The company is to be commended for its more open approach. In that respect, we should now
all be part of trying to find solutions to port's - and the city's - requirements.
In essence, the latest plan is to extend Bledisloe by 13m past the existing tips of the wharf, along the length of the existing structure. It would be a piled wharf, not a reclamation.
It should not present the visual intrusion that would have resulted from previous plans but public opinion, having won this contest, might not be willing to settle for any compromise.
The board and management of Ports of Auckland Ltd says the port has reached the limits of spatial tolerance inside the harbour.
Any further wharf expansion will need to be on the outer edges of its eastern reclamation, the Fergusson Container Wharf, where indeed a further 10ha of reclamation is nearing completion.
It says this, combined with some repositioning of terminal buildings, would provide the capacity reckoned necessary to serve a population twice Auckland's size.
Auckland's population is projected to double within 30 years and the port company estimates it will take that long for an alternative port of the same size to be established anywhere in the region, or at Whangarei.
Relocating the entire port to Northland would seem illogical because 70 per cent of the cargo crossing Auckland's wharves is consumed in the city.
Enlarging Northport about fourfold and railing all of Auckland's freight from Marsden Pt, as the New Zealand First Party has proposed, would be such a colossal wasted cost on the economy it surely will not survive the feasibility study planned by the new Government.
The same might be said of the notion of relocating the Auckland port within the region.
That has been the subject of a study set up by the Auckland Council when it realised Aucklanders would countenance no further encroachment on the Waitemata.
Building an entirely new port in the Firth of Thames or anywhere in the region would seem a needless cost to the national economy.
Auckland needs a port. It has one, and in all likelihood it is not going anywhere. It can make better use of its existing area, as some points in today's draft plan illustrate.
One likely controversial feature of the draft is a five-storey building on Bledisloe for the cars and other motor vehicles offloaded there.

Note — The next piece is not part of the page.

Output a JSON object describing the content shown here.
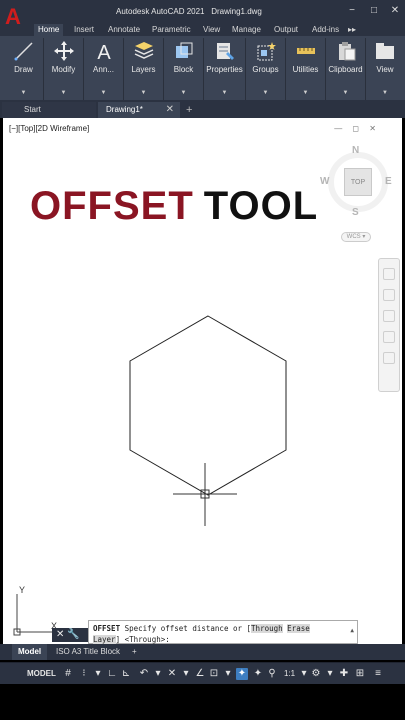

Going up, rather than out into the harbour, might seem logical. But many people are likely to feel such a building blocks the harbour off, rather than opens it up, even if the current plan includes a roof-top garden on the 1ha building.
Alongside the port plan, public amenities and street views of the harbour should also be enhanced on the the western side of the port.
Now the company has accepted the limits on its expansion, the council needs to get on with developing Queens Wharf and Quay St to provide a waterfront worthy of the Waitemata.